“I don’t get it.”

“When Janet died, part of me died. No wounds involved.”

Jesus looked skeptical.

“You saying your hurt was worse than mine?”

“Look, Jesus. My wife and I had more than fifty years together,” I said. “I’ve got no complaints. I wish it had been me instead of her that died, but it didn’t happen that way. It was the natural flow of life. For our kids, their mother’s death saddened them, but like you say, their wounds healed. In your case it was worse. Much, much worse. A terrible tragedy. Your parents aren’t supposed to go when you’re still a kid. You’ll need lots of help to get on with your life – to deal with your sorrow and your pain. The difference between you and me is, you have a future to go on to. You still have your life waiting for you to live. You aren’t supposed to leave early.”

We ate in silence after that.

When we went out, Jesus knelt to pet Winkie.

“You’re a great dog,” he said.

As he climbed on his bike to go home, I asked him if he had any use for a car.

“I can hardly drive anymore with my bad hips,” I said. “I usually call a cab. Do you have a license?”

“Sure. I’m sixteen.”

“Drive the Taurus when you need to get somewhere that the bike can’t take you.”

“Thank you, Morris,” he said.

The following week I asked him if he’d like to work part-time at Frito-Lay. I’ve still got a lot of friends there. He told me that he would.

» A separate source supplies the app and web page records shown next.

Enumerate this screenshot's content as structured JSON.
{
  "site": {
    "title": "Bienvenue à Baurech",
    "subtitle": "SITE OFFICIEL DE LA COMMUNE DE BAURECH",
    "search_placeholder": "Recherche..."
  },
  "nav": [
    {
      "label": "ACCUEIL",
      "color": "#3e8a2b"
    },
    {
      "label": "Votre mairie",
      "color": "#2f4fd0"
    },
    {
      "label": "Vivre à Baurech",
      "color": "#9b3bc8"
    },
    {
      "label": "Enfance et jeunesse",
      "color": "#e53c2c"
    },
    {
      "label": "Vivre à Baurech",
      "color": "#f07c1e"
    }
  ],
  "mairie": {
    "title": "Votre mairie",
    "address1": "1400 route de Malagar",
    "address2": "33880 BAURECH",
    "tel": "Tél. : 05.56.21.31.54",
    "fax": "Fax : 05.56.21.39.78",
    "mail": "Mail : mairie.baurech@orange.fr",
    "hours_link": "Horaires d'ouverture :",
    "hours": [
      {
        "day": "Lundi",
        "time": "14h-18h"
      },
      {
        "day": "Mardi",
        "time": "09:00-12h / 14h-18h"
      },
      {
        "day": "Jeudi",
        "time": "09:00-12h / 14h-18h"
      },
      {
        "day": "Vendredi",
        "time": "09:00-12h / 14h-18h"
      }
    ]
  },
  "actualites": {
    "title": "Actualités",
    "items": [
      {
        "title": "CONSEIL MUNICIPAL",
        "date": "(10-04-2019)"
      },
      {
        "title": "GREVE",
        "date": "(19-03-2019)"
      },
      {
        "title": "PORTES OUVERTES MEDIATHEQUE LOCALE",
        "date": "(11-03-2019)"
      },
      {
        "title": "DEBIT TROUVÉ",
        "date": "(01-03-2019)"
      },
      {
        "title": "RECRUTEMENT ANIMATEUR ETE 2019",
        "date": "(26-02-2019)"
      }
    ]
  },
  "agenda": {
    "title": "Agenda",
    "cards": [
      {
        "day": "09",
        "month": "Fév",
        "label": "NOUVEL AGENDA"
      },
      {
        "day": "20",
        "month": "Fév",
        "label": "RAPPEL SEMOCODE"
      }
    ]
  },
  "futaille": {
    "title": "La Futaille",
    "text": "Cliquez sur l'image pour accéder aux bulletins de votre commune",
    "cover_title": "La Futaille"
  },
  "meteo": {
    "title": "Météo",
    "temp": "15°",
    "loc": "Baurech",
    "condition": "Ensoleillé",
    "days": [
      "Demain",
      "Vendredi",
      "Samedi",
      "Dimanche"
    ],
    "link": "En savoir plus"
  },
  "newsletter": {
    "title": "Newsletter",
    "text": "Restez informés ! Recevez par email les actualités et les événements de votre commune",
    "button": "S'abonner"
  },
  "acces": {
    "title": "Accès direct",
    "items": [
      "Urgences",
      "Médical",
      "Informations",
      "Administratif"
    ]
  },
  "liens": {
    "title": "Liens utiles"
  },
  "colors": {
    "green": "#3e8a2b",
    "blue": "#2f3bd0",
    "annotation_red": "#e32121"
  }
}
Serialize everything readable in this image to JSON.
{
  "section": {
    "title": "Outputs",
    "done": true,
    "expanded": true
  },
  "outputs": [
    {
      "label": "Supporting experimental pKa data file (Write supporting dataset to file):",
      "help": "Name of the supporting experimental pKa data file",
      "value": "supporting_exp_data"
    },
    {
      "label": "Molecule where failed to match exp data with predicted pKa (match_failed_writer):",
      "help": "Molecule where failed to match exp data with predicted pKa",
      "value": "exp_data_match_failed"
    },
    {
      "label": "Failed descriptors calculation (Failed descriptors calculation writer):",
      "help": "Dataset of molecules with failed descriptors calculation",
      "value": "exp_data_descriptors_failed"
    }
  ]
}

I arranged it. He could hop in the car after school and drive about fifteen miles due west on Spring Creek Parkway to get to Frito-Lay. A half-hour trip when the traffic’s not bad. After he’d been there a week, I called Ernie, the friend who got Jesus the job in his department. Ernie told me that Jesus was fitting in well.

A month later on a Saturday, Jesus was visiting my place for lunch. After lunch we were going to take Winkie to the vet for a checkup. We finished eating and Jesus played with Winkie on the living-room floor while I cleaned up.

“I think you saved my life,” he said when I came out of the kitchen. “I want to repay you but I guess I can’t right now.”

“I didn’t save your life. You’re a strong young man. When we met, I could see that you were just pausing for a minute in your life to take stock – that you were deciding what next step to take. It was easy to help you… but there is one thing you could promise me.”

“Name it.”

“If anything ever happens to me, that you’ll take care of Winkie.”

“I love Winkie,” he said. “Nothing is going to happen to you, but I promise anyway. Right now, rest your hips. I’ll take Winkie for his checkup today and then we’ll swing by that dog park at Jack Carter Park. I drive by it every day on the way to work. When we get back, I’ll make you some dinner.”

“Thanks, Jesus. At Jack Carter, please stick to the fenced small-dog area, OK?”


Before finding Jesus, my one big concern had always been Winkie, but I wasn’t worried now. Winkie had a new friend and protector.

As soon as they left, I went into the bedroom and assembled Janet’s remaining pill bottles. I picked out the sedatives, the tranquilizers, and the pain-killers, and I took as many of them as I could without throwing up. I didn’t want two new hips. I wanted Janet. I didn’t like the idea of Jesus and Winkie finding me dead when they got back, but now that my affairs were in order, I was off to join my wife.